Description of the task — Go through the lines below and copy any that hold the string "business".

____

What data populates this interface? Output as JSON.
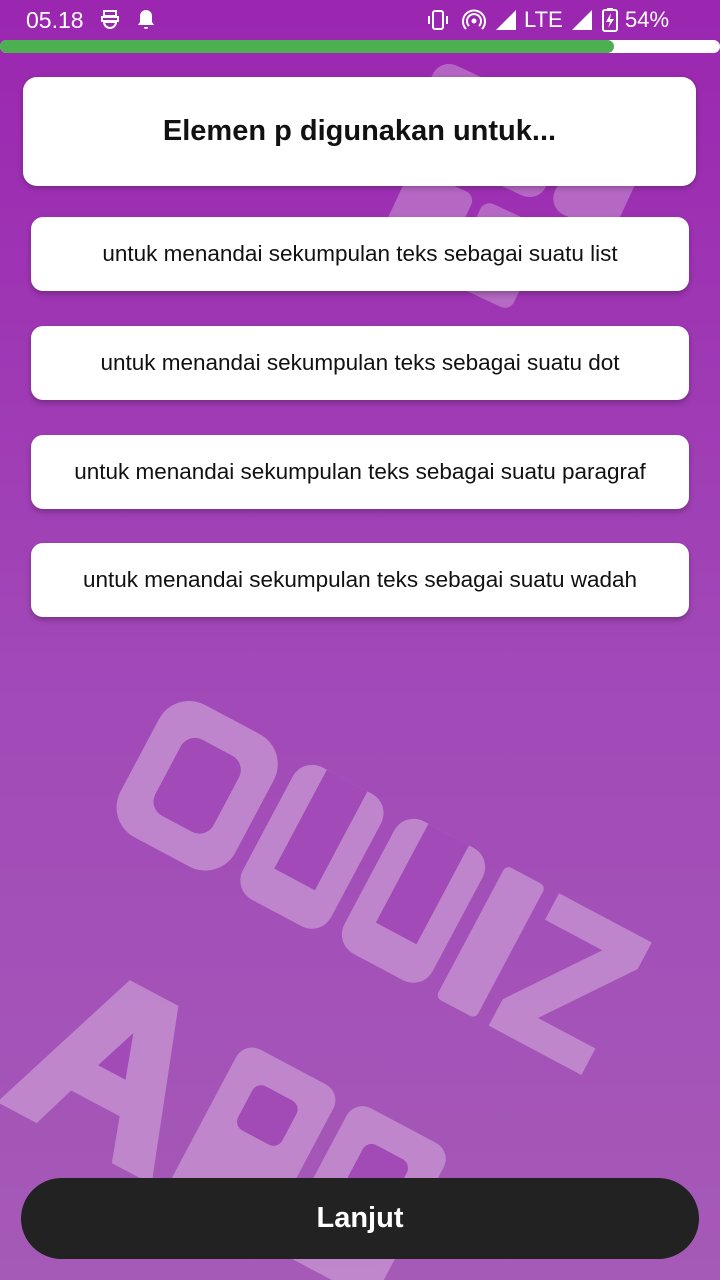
{
  "status_bar": {
    "time": "05.18",
    "network": "LTE",
    "battery": "54%",
    "icons": [
      "usb-debug-icon",
      "notification-bell-icon",
      "vibrate-icon",
      "hotspot-icon",
      "signal-icon",
      "lte-signal-icon",
      "battery-charging-icon"
    ]
  },
  "progress": {
    "fraction": 0.853,
    "track_color": "#ffffff",
    "fill_color": "#4caf50"
  },
  "question": {
    "text": "Elemen p digunakan untuk..."
  },
  "options": [
    {
      "label": "untuk menandai sekumpulan teks sebagai suatu list"
    },
    {
      "label": "untuk menandai sekumpulan teks sebagai suatu dot"
    },
    {
      "label": "untuk menandai sekumpulan teks sebagai suatu paragraf"
    },
    {
      "label": "untuk menandai sekumpulan teks sebagai suatu wadah"
    }
  ],
  "footer": {
    "next_label": "Lanjut"
  },
  "background": {
    "logo_text": "QUUIZ APP",
    "colors": {
      "top": "#9b26b0",
      "bottom": "#a55ab7"
    }
  }
}
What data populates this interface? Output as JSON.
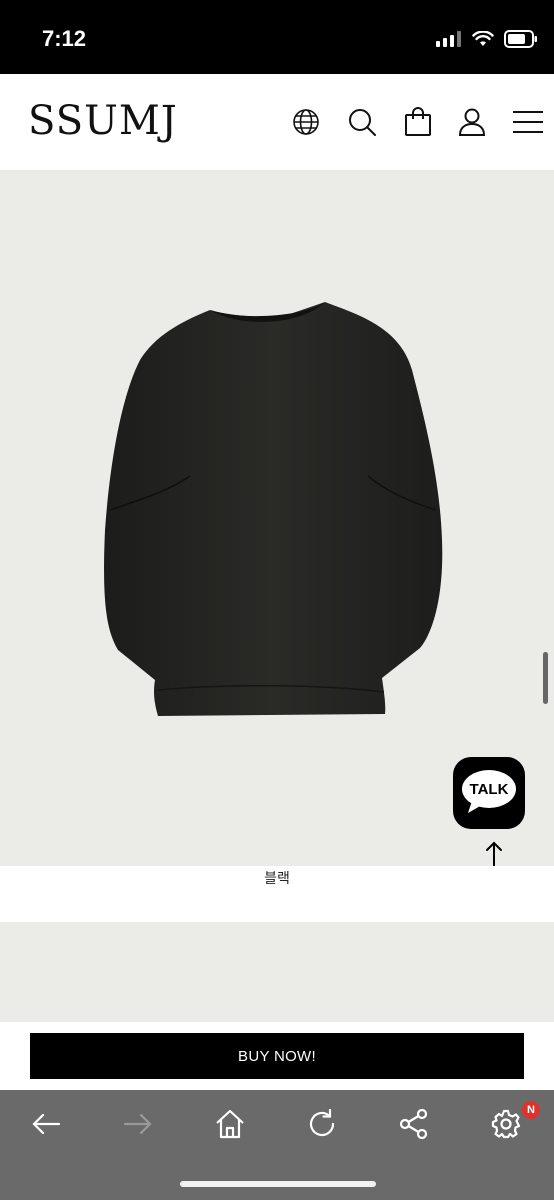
{
  "status_bar": {
    "time": "7:12"
  },
  "header": {
    "logo": "SSUMJ",
    "icons": [
      "globe-icon",
      "search-icon",
      "shopping-bag-icon",
      "user-icon",
      "menu-icon"
    ]
  },
  "product": {
    "image": "black-oversized-top",
    "color_label": "블랙"
  },
  "chat": {
    "talk_label": "TALK"
  },
  "buy_button": {
    "label": "BUY NOW!"
  },
  "toolbar": {
    "buttons": [
      "back-icon",
      "forward-icon",
      "home-icon",
      "reload-icon",
      "share-icon",
      "settings-icon"
    ],
    "badge": "N"
  },
  "colors": {
    "brand": "#000000",
    "toolbar": "#6a6a6a",
    "badge": "#e0322d",
    "product_bg": "#ebebe7"
  }
}
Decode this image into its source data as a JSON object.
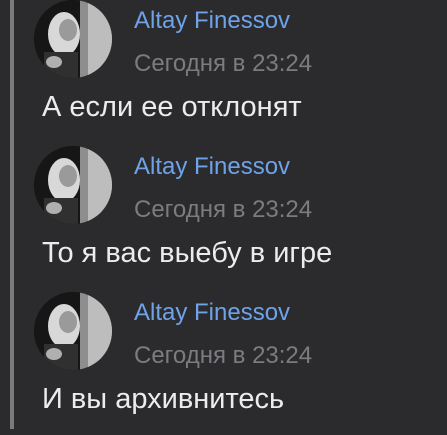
{
  "messages": [
    {
      "author": "Altay Finessov",
      "time": "Сегодня в 23:24",
      "text": "А если ее отклонят",
      "avatar_icon": "user-photo-avatar"
    },
    {
      "author": "Altay Finessov",
      "time": "Сегодня в 23:24",
      "text": "То я вас выебу в игре",
      "avatar_icon": "user-photo-avatar"
    },
    {
      "author": "Altay Finessov",
      "time": "Сегодня в 23:24",
      "text": "И вы архивнитесь",
      "avatar_icon": "user-photo-avatar"
    }
  ],
  "colors": {
    "background": "#2b2b2d",
    "author": "#6fa3e8",
    "time": "#7c7c80",
    "text": "#ececec",
    "quote_bar": "#7a7a7a"
  }
}
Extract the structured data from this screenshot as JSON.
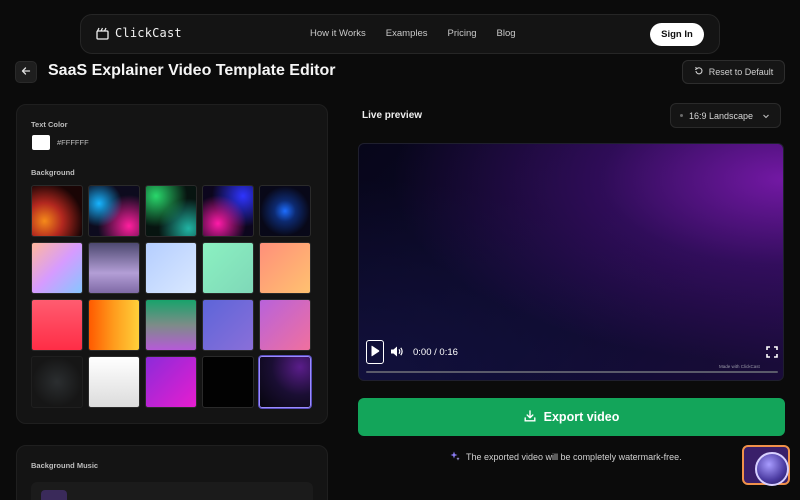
{
  "header": {
    "logo_text": "ClickCast",
    "nav": [
      "How it Works",
      "Examples",
      "Pricing",
      "Blog"
    ],
    "signin_label": "Sign In"
  },
  "page": {
    "title": "SaaS Explainer Video Template Editor",
    "reset_label": "Reset to Default"
  },
  "editor": {
    "text_color_label": "Text Color",
    "text_color_value": "#FFFFFF",
    "background_label": "Background",
    "background_swatch_count": 20,
    "selected_background_index": 19,
    "background_music_label": "Background Music"
  },
  "preview": {
    "label": "Live preview",
    "aspect_ratio": "16:9 Landscape",
    "time": "0:00 / 0:16",
    "watermark": "Made with ClickCast",
    "progress": 0
  },
  "export": {
    "button_label": "Export video",
    "note": "The exported video  will be completely watermark-free."
  },
  "colors": {
    "accent_green": "#13a55a",
    "page_bg": "#0b0b0b",
    "panel_bg": "#141414"
  }
}
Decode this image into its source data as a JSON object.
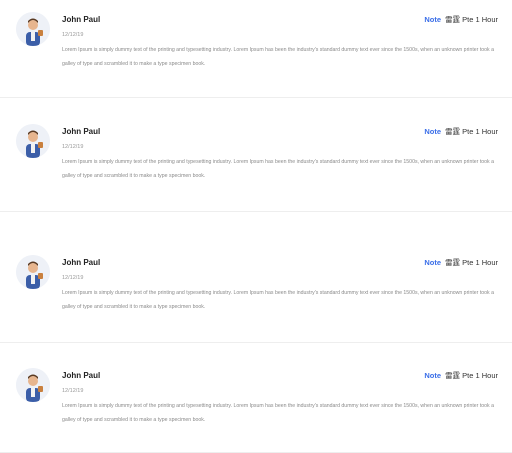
{
  "reviews": [
    {
      "name": "John Paul",
      "date": "12/12/19",
      "note_label": "Note",
      "time": "雷霆 Pte 1 Hour",
      "text": "Lorem Ipsum is simply dummy text of the printing and typesetting industry. Lorem Ipsum has been the industry's standard dummy text ever since the 1500s, when an unknown printer took a galley of type and scrambled it to make a type specimen book."
    },
    {
      "name": "John Paul",
      "date": "12/12/19",
      "note_label": "Note",
      "time": "雷霆 Pte 1 Hour",
      "text": "Lorem Ipsum is simply dummy text of the printing and typesetting industry. Lorem Ipsum has been the industry's standard dummy text ever since the 1500s, when an unknown printer took a galley of type and scrambled it to make a type specimen book."
    },
    {
      "name": "John Paul",
      "date": "12/12/19",
      "note_label": "Note",
      "time": "雷霆 Pte 1 Hour",
      "text": "Lorem Ipsum is simply dummy text of the printing and typesetting industry. Lorem Ipsum has been the industry's standard dummy text ever since the 1500s, when an unknown printer took a galley of type and scrambled it to make a type specimen book."
    },
    {
      "name": "John Paul",
      "date": "12/12/19",
      "note_label": "Note",
      "time": "雷霆 Pte 1 Hour",
      "text": "Lorem Ipsum is simply dummy text of the printing and typesetting industry. Lorem Ipsum has been the industry's standard dummy text ever since the 1500s, when an unknown printer took a galley of type and scrambled it to make a type specimen book."
    }
  ],
  "colors": {
    "accent": "#3a6ee8",
    "name": "#222222",
    "muted": "#8a8a8a"
  },
  "icons": {
    "avatar": "person-avatar-icon"
  }
}
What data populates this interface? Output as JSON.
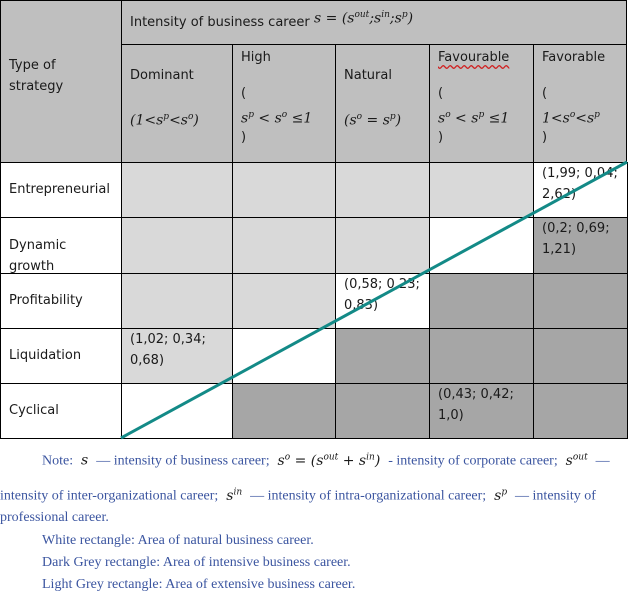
{
  "table": {
    "corner_label": "Type of strategy",
    "header_title": "Intensity of business career",
    "header_formula": "s = (s^out; s^in; s^p)",
    "columns": [
      {
        "label": "Dominant",
        "formula": "(1<s^p<s^o)"
      },
      {
        "label": "High",
        "formula": "(s^p < s^o ≤1)"
      },
      {
        "label": "Natural",
        "formula": "(s^o = s^p)"
      },
      {
        "label": "Favourable",
        "formula": "(s^o < s^p ≤1)",
        "spellcheck_flag": true
      },
      {
        "label": "Favorable",
        "formula": "(1<s^o<s^p)"
      }
    ],
    "rows": [
      {
        "label": "Entrepreneurial",
        "cells": [
          {
            "shade": "light",
            "value": ""
          },
          {
            "shade": "light",
            "value": ""
          },
          {
            "shade": "light",
            "value": ""
          },
          {
            "shade": "light",
            "value": ""
          },
          {
            "shade": "white",
            "value": "(1,99; 0,04; 2,62)"
          }
        ]
      },
      {
        "label": "Dynamic growth",
        "cells": [
          {
            "shade": "light",
            "value": ""
          },
          {
            "shade": "light",
            "value": ""
          },
          {
            "shade": "light",
            "value": ""
          },
          {
            "shade": "white",
            "value": ""
          },
          {
            "shade": "dark",
            "value": "(0,2; 0,69; 1,21)"
          }
        ]
      },
      {
        "label": "Profitability",
        "cells": [
          {
            "shade": "light",
            "value": ""
          },
          {
            "shade": "light",
            "value": ""
          },
          {
            "shade": "white",
            "value": "(0,58; 0,23; 0,83)"
          },
          {
            "shade": "dark",
            "value": ""
          },
          {
            "shade": "dark",
            "value": ""
          }
        ]
      },
      {
        "label": "Liquidation",
        "cells": [
          {
            "shade": "light",
            "value": "(1,02; 0,34; 0,68)"
          },
          {
            "shade": "white",
            "value": ""
          },
          {
            "shade": "dark",
            "value": ""
          },
          {
            "shade": "dark",
            "value": ""
          },
          {
            "shade": "dark",
            "value": ""
          }
        ]
      },
      {
        "label": "Cyclical",
        "cells": [
          {
            "shade": "white",
            "value": ""
          },
          {
            "shade": "dark",
            "value": ""
          },
          {
            "shade": "dark",
            "value": ""
          },
          {
            "shade": "dark",
            "value": "(0,43; 0,42; 1,0)"
          },
          {
            "shade": "dark",
            "value": ""
          }
        ]
      }
    ],
    "diagonal_color": "#138a87",
    "colors": {
      "header": "#bfbfbf",
      "light": "#d9d9d9",
      "dark": "#a6a6a6",
      "white": "#ffffff"
    }
  },
  "note": {
    "prefix": "Note:",
    "s_def": "— intensity of business career;",
    "so_def": "- intensity of corporate career;",
    "sout_def_1": "—",
    "sout_def_2": "intensity of inter-organizational career;",
    "sin_def": "— intensity of intra-organizational career;",
    "sp_def_1": "— intensity of",
    "sp_def_2": "professional career.",
    "legend": [
      "White rectangle: Area of natural business career.",
      "Dark Grey rectangle: Area of intensive business career.",
      "Light Grey rectangle: Area of extensive business career."
    ]
  }
}
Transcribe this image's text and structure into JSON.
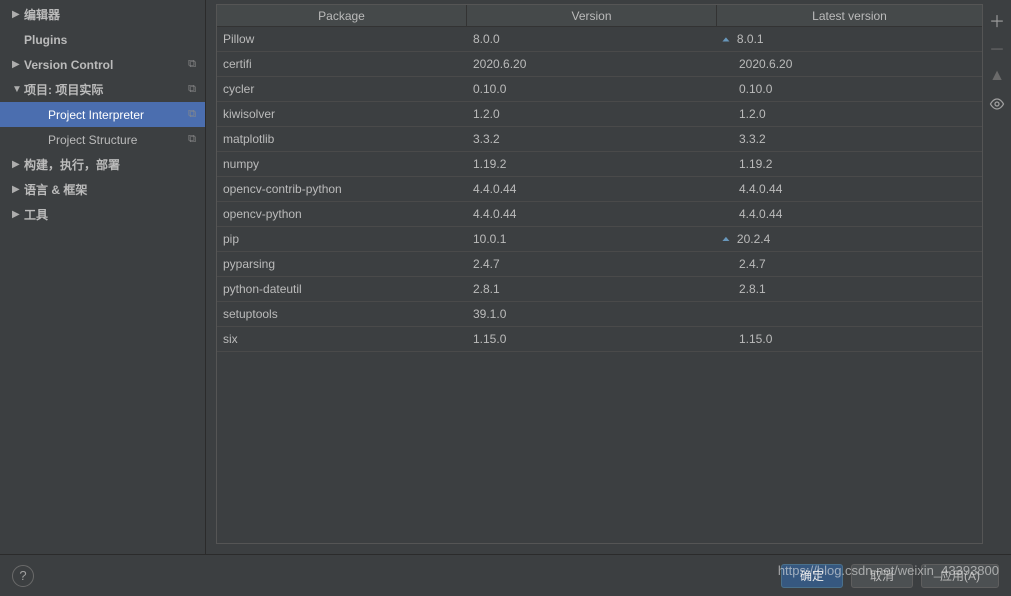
{
  "sidebar": {
    "items": [
      {
        "label": "编辑器",
        "arrow": "▶",
        "bold": true,
        "copy": false,
        "indent": false
      },
      {
        "label": "Plugins",
        "arrow": "",
        "bold": true,
        "copy": false,
        "indent": false
      },
      {
        "label": "Version Control",
        "arrow": "▶",
        "bold": true,
        "copy": true,
        "indent": false
      },
      {
        "label": "项目: 项目实际",
        "arrow": "▼",
        "bold": true,
        "copy": true,
        "indent": false
      },
      {
        "label": "Project Interpreter",
        "arrow": "",
        "bold": false,
        "copy": true,
        "indent": true,
        "selected": true
      },
      {
        "label": "Project Structure",
        "arrow": "",
        "bold": false,
        "copy": true,
        "indent": true
      },
      {
        "label": "构建，执行，部署",
        "arrow": "▶",
        "bold": true,
        "copy": false,
        "indent": false
      },
      {
        "label": "语言 & 框架",
        "arrow": "▶",
        "bold": true,
        "copy": false,
        "indent": false
      },
      {
        "label": "工具",
        "arrow": "▶",
        "bold": true,
        "copy": false,
        "indent": false
      }
    ]
  },
  "table": {
    "headers": {
      "package": "Package",
      "version": "Version",
      "latest": "Latest version"
    },
    "rows": [
      {
        "pkg": "Pillow",
        "ver": "8.0.0",
        "lat": "8.0.1",
        "upgrade": true
      },
      {
        "pkg": "certifi",
        "ver": "2020.6.20",
        "lat": "2020.6.20",
        "upgrade": false
      },
      {
        "pkg": "cycler",
        "ver": "0.10.0",
        "lat": "0.10.0",
        "upgrade": false
      },
      {
        "pkg": "kiwisolver",
        "ver": "1.2.0",
        "lat": "1.2.0",
        "upgrade": false
      },
      {
        "pkg": "matplotlib",
        "ver": "3.3.2",
        "lat": "3.3.2",
        "upgrade": false
      },
      {
        "pkg": "numpy",
        "ver": "1.19.2",
        "lat": "1.19.2",
        "upgrade": false
      },
      {
        "pkg": "opencv-contrib-python",
        "ver": "4.4.0.44",
        "lat": "4.4.0.44",
        "upgrade": false
      },
      {
        "pkg": "opencv-python",
        "ver": "4.4.0.44",
        "lat": "4.4.0.44",
        "upgrade": false
      },
      {
        "pkg": "pip",
        "ver": "10.0.1",
        "lat": "20.2.4",
        "upgrade": true
      },
      {
        "pkg": "pyparsing",
        "ver": "2.4.7",
        "lat": "2.4.7",
        "upgrade": false
      },
      {
        "pkg": "python-dateutil",
        "ver": "2.8.1",
        "lat": "2.8.1",
        "upgrade": false
      },
      {
        "pkg": "setuptools",
        "ver": "39.1.0",
        "lat": "",
        "upgrade": false
      },
      {
        "pkg": "six",
        "ver": "1.15.0",
        "lat": "1.15.0",
        "upgrade": false
      }
    ]
  },
  "footer": {
    "ok": "确定",
    "cancel": "取消",
    "apply": "应用(A)",
    "help": "?"
  },
  "watermark": "https://blog.csdn.net/weixin_43393800"
}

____

Result of the task —
    "header_title": "Intensity of business career",
    "s_def": "— intensity of business career;",
      "White rectangle: Area of natural business career.",
      "Dark Grey rectangle: Area of intensive business career.",
      "Light Grey rectangle: Area of extensive business career."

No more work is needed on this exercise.